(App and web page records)
*** Begin section ***

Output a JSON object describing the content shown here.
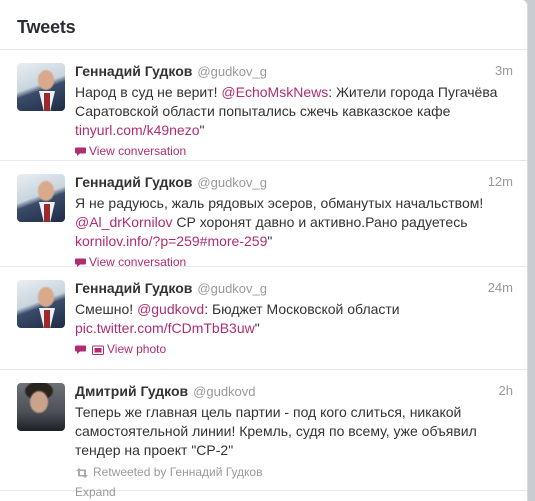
{
  "header": {
    "title": "Tweets"
  },
  "tweets": [
    {
      "name": "Геннадий Гудков",
      "handle": "@gudkov_g",
      "time": "3m",
      "text_before": "Народ в суд не верит! ",
      "mention": "@EchoMskNews",
      "text_after": ": Жители города Пугачёва Саратовской области попытались сжечь кавказское кафе ",
      "url": "tinyurl.com/k49nezo",
      "tail": "\"",
      "action": "View conversation"
    },
    {
      "name": "Геннадий Гудков",
      "handle": "@gudkov_g",
      "time": "12m",
      "text_before": "Я не радуюсь, жаль рядовых эсеров, обманутых начальством! ",
      "mention": "@Al_drKornilov",
      "text_after": " СР хоронят давно и активно.Рано радуетесь ",
      "url": "kornilov.info/?p=259#more-259",
      "tail": "\"",
      "action": "View conversation"
    },
    {
      "name": "Геннадий Гудков",
      "handle": "@gudkov_g",
      "time": "24m",
      "text_before": "Смешно! ",
      "mention": "@gudkovd",
      "text_after": ": Бюджет Московской области ",
      "url": "pic.twitter.com/fCDmTbB3uw",
      "tail": "\"",
      "action": "View photo"
    },
    {
      "name": "Дмитрий Гудков",
      "handle": "@gudkovd",
      "time": "2h",
      "text": "Теперь же главная цель партии - под кого слиться, никакой самостоятельной линии! Кремль, судя по всему, уже объявил тендер на проект \"СР-2\"",
      "retweeted_by": "Retweeted by Геннадий Гудков",
      "action": "Expand"
    }
  ],
  "colors": {
    "link": "#b02d6f",
    "muted": "#999999"
  },
  "icons": {
    "conversation": "speech-bubble-icon",
    "photo": "photo-icon",
    "retweet": "retweet-icon"
  }
}
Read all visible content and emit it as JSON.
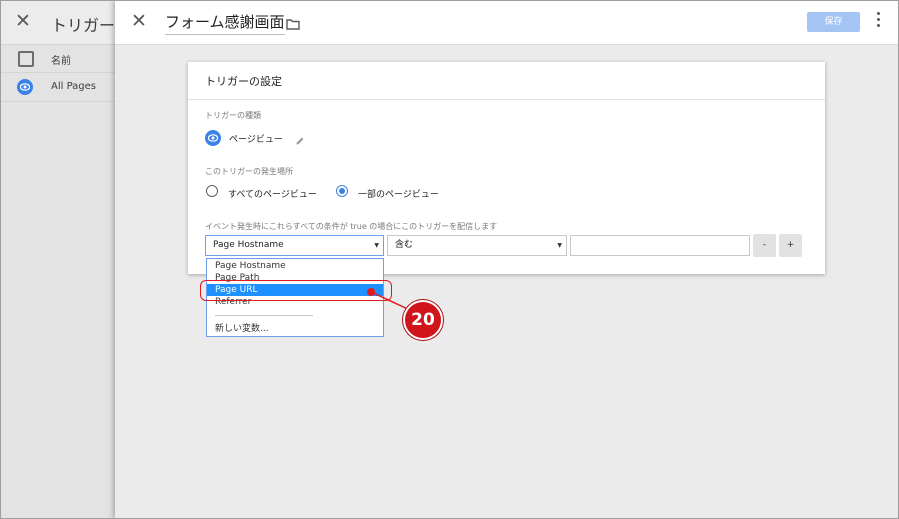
{
  "background_panel": {
    "title": "トリガーの",
    "column_name": "名前",
    "row_label": "All Pages"
  },
  "header": {
    "title": "フォーム感謝画面",
    "save_label": "保存"
  },
  "card": {
    "title": "トリガーの設定",
    "type_label": "トリガーの種類",
    "type_name": "ページビュー",
    "occurrence_label": "このトリガーの発生場所",
    "radio_all": "すべてのページビュー",
    "radio_some": "一部のページビュー",
    "condition_label": "イベント発生時にこれらすべての条件が true の場合にこのトリガーを配信します",
    "variable_value": "Page Hostname",
    "operator_value": "含む",
    "value_input": "",
    "minus_label": "-",
    "plus_label": "+"
  },
  "dropdown": {
    "items": [
      "Page Hostname",
      "Page Path",
      "Page URL",
      "Referrer"
    ],
    "selected": "Page URL",
    "new_variable": "新しい変数..."
  },
  "annotation": {
    "step_number": "20",
    "color": "#d0141c"
  },
  "colors": {
    "accent_blue": "#3b82e6",
    "save_button": "#a4c4f3",
    "selection": "#1e90ff"
  }
}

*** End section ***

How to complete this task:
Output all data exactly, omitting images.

Problem solution:
Output a JSON object describing the content shown here.
{
  "header": {
    "title": "Tweets"
  },
  "tweets": [
    {
      "name": "Геннадий Гудков",
      "handle": "@gudkov_g",
      "time": "3m",
      "text_before": "Народ в суд не верит! ",
      "mention": "@EchoMskNews",
      "text_after": ": Жители города Пугачёва Саратовской области попытались сжечь кавказское кафе ",
      "url": "tinyurl.com/k49nezo",
      "tail": "\"",
      "action": "View conversation"
    },
    {
      "name": "Геннадий Гудков",
      "handle": "@gudkov_g",
      "time": "12m",
      "text_before": "Я не радуюсь, жаль рядовых эсеров, обманутых начальством! ",
      "mention": "@Al_drKornilov",
      "text_after": " СР хоронят давно и активно.Рано радуетесь ",
      "url": "kornilov.info/?p=259#more-259",
      "tail": "\"",
      "action": "View conversation"
    },
    {
      "name": "Геннадий Гудков",
      "handle": "@gudkov_g",
      "time": "24m",
      "text_before": "Смешно! ",
      "mention": "@gudkovd",
      "text_after": ": Бюджет Московской области ",
      "url": "pic.twitter.com/fCDmTbB3uw",
      "tail": "\"",
      "action": "View photo"
    },
    {
      "name": "Дмитрий Гудков",
      "handle": "@gudkovd",
      "time": "2h",
      "text": "Теперь же главная цель партии - под кого слиться, никакой самостоятельной линии! Кремль, судя по всему, уже объявил тендер на проект \"СР-2\"",
      "retweeted_by": "Retweeted by Геннадий Гудков",
      "action": "Expand"
    }
  ],
  "colors": {
    "link": "#b02d6f",
    "muted": "#999999"
  },
  "icons": {
    "conversation": "speech-bubble-icon",
    "photo": "photo-icon",
    "retweet": "retweet-icon"
  }
}
Read all visible content and emit it as JSON.
{
  "background_panel": {
    "title": "トリガーの",
    "column_name": "名前",
    "row_label": "All Pages"
  },
  "header": {
    "title": "フォーム感謝画面",
    "save_label": "保存"
  },
  "card": {
    "title": "トリガーの設定",
    "type_label": "トリガーの種類",
    "type_name": "ページビュー",
    "occurrence_label": "このトリガーの発生場所",
    "radio_all": "すべてのページビュー",
    "radio_some": "一部のページビュー",
    "condition_label": "イベント発生時にこれらすべての条件が true の場合にこのトリガーを配信します",
    "variable_value": "Page Hostname",
    "operator_value": "含む",
    "value_input": "",
    "minus_label": "-",
    "plus_label": "+"
  },
  "dropdown": {
    "items": [
      "Page Hostname",
      "Page Path",
      "Page URL",
      "Referrer"
    ],
    "selected": "Page URL",
    "new_variable": "新しい変数..."
  },
  "annotation": {
    "step_number": "20",
    "color": "#d0141c"
  },
  "colors": {
    "accent_blue": "#3b82e6",
    "save_button": "#a4c4f3",
    "selection": "#1e90ff"
  }
}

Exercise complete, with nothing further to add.